WHAT IS REQUIRED: Write out every entry exactly as it appears, omitting the pictures.
── RECORD EXCERPTS ──
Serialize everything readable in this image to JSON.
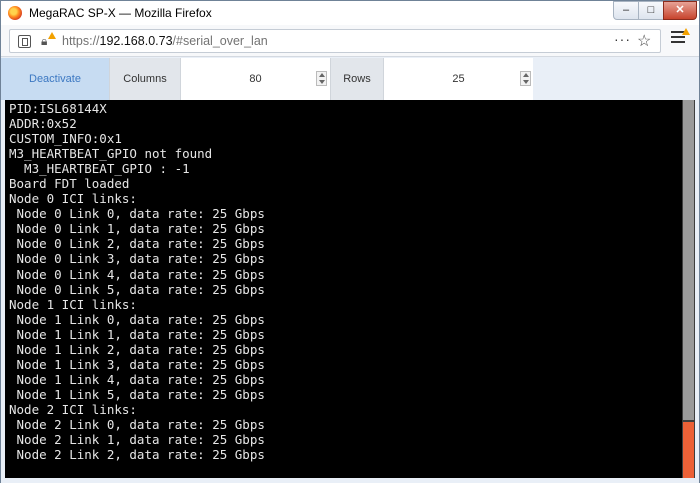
{
  "window": {
    "title": "MegaRAC SP-X — Mozilla Firefox",
    "controls": {
      "minimize": "–",
      "maximize": "□",
      "close": "✕"
    }
  },
  "navbar": {
    "url_scheme": "https://",
    "url_host": "192.168.0.73",
    "url_path": "/#serial_over_lan",
    "overflow_icon": "···",
    "bookmark_icon": "☆"
  },
  "toolbar": {
    "deactivate_label": "Deactivate",
    "columns_label": "Columns",
    "columns_value": "80",
    "rows_label": "Rows",
    "rows_value": "25"
  },
  "terminal": {
    "lines": [
      "PID:ISL68144X",
      "ADDR:0x52",
      "CUSTOM_INFO:0x1",
      "M3_HEARTBEAT_GPIO not found",
      "  M3_HEARTBEAT_GPIO : -1",
      "Board FDT loaded",
      "Node 0 ICI links:",
      " Node 0 Link 0, data rate: 25 Gbps",
      " Node 0 Link 1, data rate: 25 Gbps",
      " Node 0 Link 2, data rate: 25 Gbps",
      " Node 0 Link 3, data rate: 25 Gbps",
      " Node 0 Link 4, data rate: 25 Gbps",
      " Node 0 Link 5, data rate: 25 Gbps",
      "Node 1 ICI links:",
      " Node 1 Link 0, data rate: 25 Gbps",
      " Node 1 Link 1, data rate: 25 Gbps",
      " Node 1 Link 2, data rate: 25 Gbps",
      " Node 1 Link 3, data rate: 25 Gbps",
      " Node 1 Link 4, data rate: 25 Gbps",
      " Node 1 Link 5, data rate: 25 Gbps",
      "Node 2 ICI links:",
      " Node 2 Link 0, data rate: 25 Gbps",
      " Node 2 Link 1, data rate: 25 Gbps",
      " Node 2 Link 2, data rate: 25 Gbps"
    ]
  },
  "colors": {
    "accent": "#3c78c2",
    "terminal_bg": "#000000",
    "terminal_fg": "#e6e6e6",
    "scroll_thumb": "#ec6137"
  }
}
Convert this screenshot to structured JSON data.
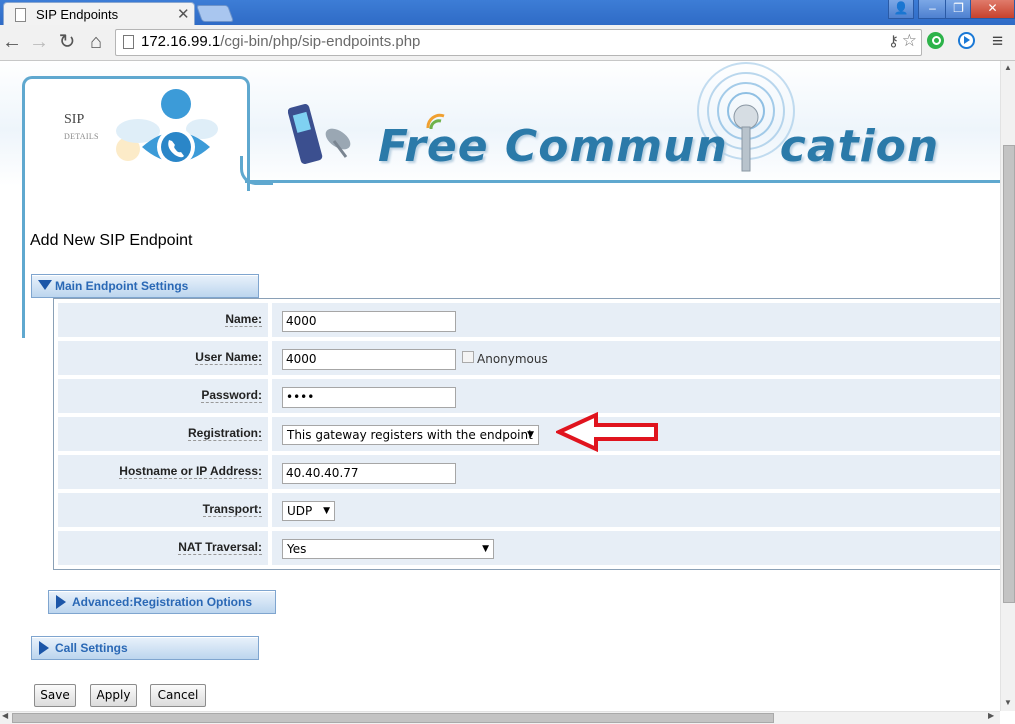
{
  "browser": {
    "tab_title": "SIP Endpoints",
    "tab_close": "✕",
    "url_host": "172.16.99.1",
    "url_path": "/cgi-bin/php/sip-endpoints.php",
    "window_controls": {
      "user": "👤",
      "minimize": "–",
      "maximize": "❐",
      "close": "✕"
    },
    "nav": {
      "back": "←",
      "forward": "→",
      "reload": "↻",
      "home": "⌂"
    },
    "menu": "≡"
  },
  "banner": {
    "logo_title": "SIP",
    "logo_subtitle": "DETAILS",
    "brand_left": "Free Commun",
    "brand_right": "cation"
  },
  "page": {
    "title": "Add New SIP Endpoint"
  },
  "sections": {
    "main": "Main Endpoint Settings",
    "advanced": "Advanced:Registration Options",
    "call": "Call Settings"
  },
  "form": {
    "name": {
      "label": "Name:",
      "value": "4000"
    },
    "username": {
      "label": "User Name:",
      "value": "4000",
      "anonymous_label": "Anonymous"
    },
    "password": {
      "label": "Password:",
      "value": "••••"
    },
    "registration": {
      "label": "Registration:",
      "value": "This gateway registers with the endpoint"
    },
    "hostname": {
      "label": "Hostname or IP Address:",
      "value": "40.40.40.77"
    },
    "transport": {
      "label": "Transport:",
      "value": "UDP"
    },
    "nat": {
      "label": "NAT Traversal:",
      "value": "Yes"
    }
  },
  "buttons": {
    "save": "Save",
    "apply": "Apply",
    "cancel": "Cancel"
  },
  "colors": {
    "accent": "#5fa8cf",
    "section_text": "#2a68b5",
    "annotation_arrow": "#e0141e"
  }
}
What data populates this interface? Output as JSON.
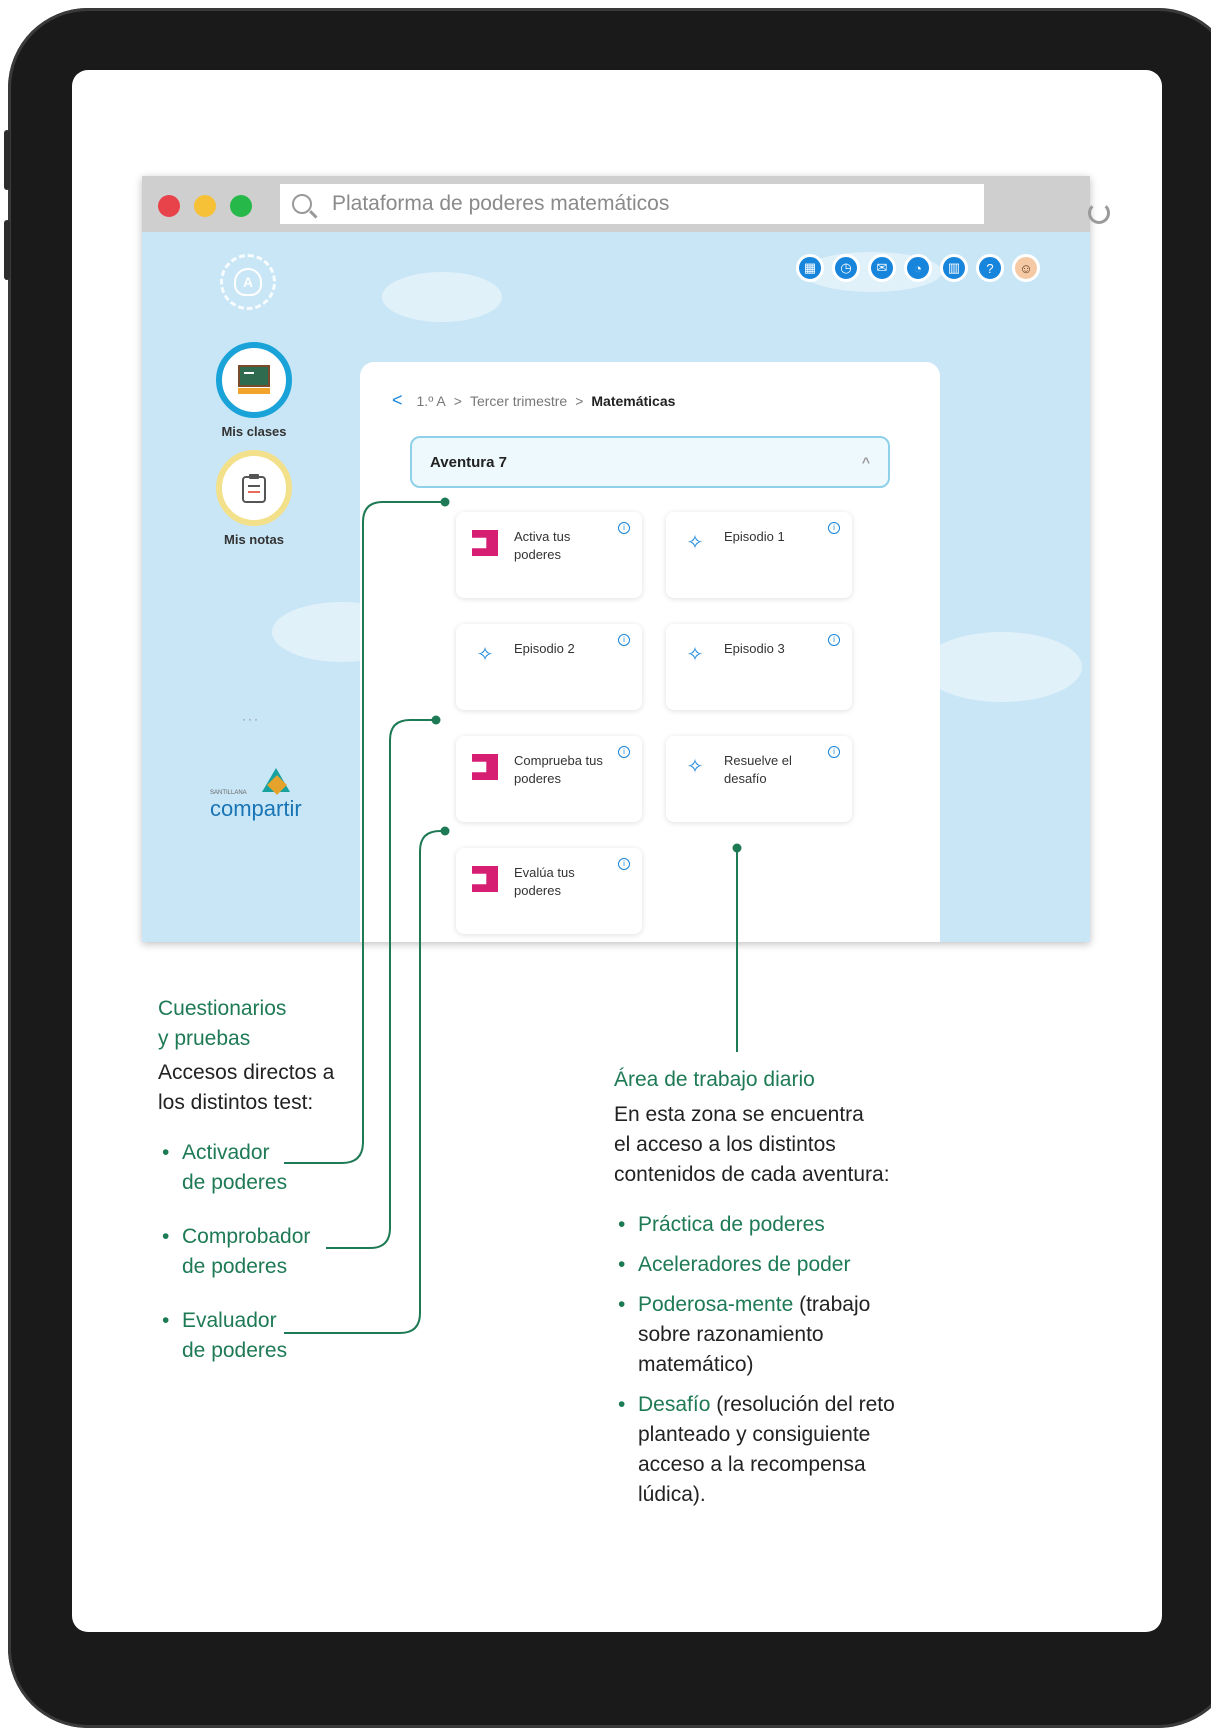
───
SOLUTION FOR THIS TASK:
Serialize everything readable in this image to JSON.
{
  "window": {
    "title": "MegaRAC SP-X — Mozilla Firefox",
    "controls": {
      "minimize": "–",
      "maximize": "□",
      "close": "✕"
    }
  },
  "navbar": {
    "url_scheme": "https://",
    "url_host": "192.168.0.73",
    "url_path": "/#serial_over_lan",
    "overflow_icon": "···",
    "bookmark_icon": "☆"
  },
  "toolbar": {
    "deactivate_label": "Deactivate",
    "columns_label": "Columns",
    "columns_value": "80",
    "rows_label": "Rows",
    "rows_value": "25"
  },
  "terminal": {
    "lines": [
      "PID:ISL68144X",
      "ADDR:0x52",
      "CUSTOM_INFO:0x1",
      "M3_HEARTBEAT_GPIO not found",
      "  M3_HEARTBEAT_GPIO : -1",
      "Board FDT loaded",
      "Node 0 ICI links:",
      " Node 0 Link 0, data rate: 25 Gbps",
      " Node 0 Link 1, data rate: 25 Gbps",
      " Node 0 Link 2, data rate: 25 Gbps",
      " Node 0 Link 3, data rate: 25 Gbps",
      " Node 0 Link 4, data rate: 25 Gbps",
      " Node 0 Link 5, data rate: 25 Gbps",
      "Node 1 ICI links:",
      " Node 1 Link 0, data rate: 25 Gbps",
      " Node 1 Link 1, data rate: 25 Gbps",
      " Node 1 Link 2, data rate: 25 Gbps",
      " Node 1 Link 3, data rate: 25 Gbps",
      " Node 1 Link 4, data rate: 25 Gbps",
      " Node 1 Link 5, data rate: 25 Gbps",
      "Node 2 ICI links:",
      " Node 2 Link 0, data rate: 25 Gbps",
      " Node 2 Link 1, data rate: 25 Gbps",
      " Node 2 Link 2, data rate: 25 Gbps"
    ]
  },
  "colors": {
    "accent": "#3c78c2",
    "terminal_bg": "#000000",
    "terminal_fg": "#e6e6e6",
    "scroll_thumb": "#ec6137"
  }
}
Convert this screenshot to structured JSON data.
{
  "browser": {
    "tab_title": "SIP Endpoints",
    "tab_close": "✕",
    "url_host": "172.16.99.1",
    "url_path": "/cgi-bin/php/sip-endpoints.php",
    "window_controls": {
      "user": "👤",
      "minimize": "–",
      "maximize": "❐",
      "close": "✕"
    },
    "nav": {
      "back": "←",
      "forward": "→",
      "reload": "↻",
      "home": "⌂"
    },
    "menu": "≡"
  },
  "banner": {
    "logo_title": "SIP",
    "logo_subtitle": "DETAILS",
    "brand_left": "Free Commun",
    "brand_right": "cation"
  },
  "page": {
    "title": "Add New SIP Endpoint"
  },
  "sections": {
    "main": "Main Endpoint Settings",
    "advanced": "Advanced:Registration Options",
    "call": "Call Settings"
  },
  "form": {
    "name": {
      "label": "Name:",
      "value": "4000"
    },
    "username": {
      "label": "User Name:",
      "value": "4000",
      "anonymous_label": "Anonymous"
    },
    "password": {
      "label": "Password:",
      "value": "••••"
    },
    "registration": {
      "label": "Registration:",
      "value": "This gateway registers with the endpoint"
    },
    "hostname": {
      "label": "Hostname or IP Address:",
      "value": "40.40.40.77"
    },
    "transport": {
      "label": "Transport:",
      "value": "UDP"
    },
    "nat": {
      "label": "NAT Traversal:",
      "value": "Yes"
    }
  },
  "buttons": {
    "save": "Save",
    "apply": "Apply",
    "cancel": "Cancel"
  },
  "colors": {
    "accent": "#5fa8cf",
    "section_text": "#2a68b5",
    "annotation_arrow": "#e0141e"
  }
}
What data populates this interface? Output as JSON.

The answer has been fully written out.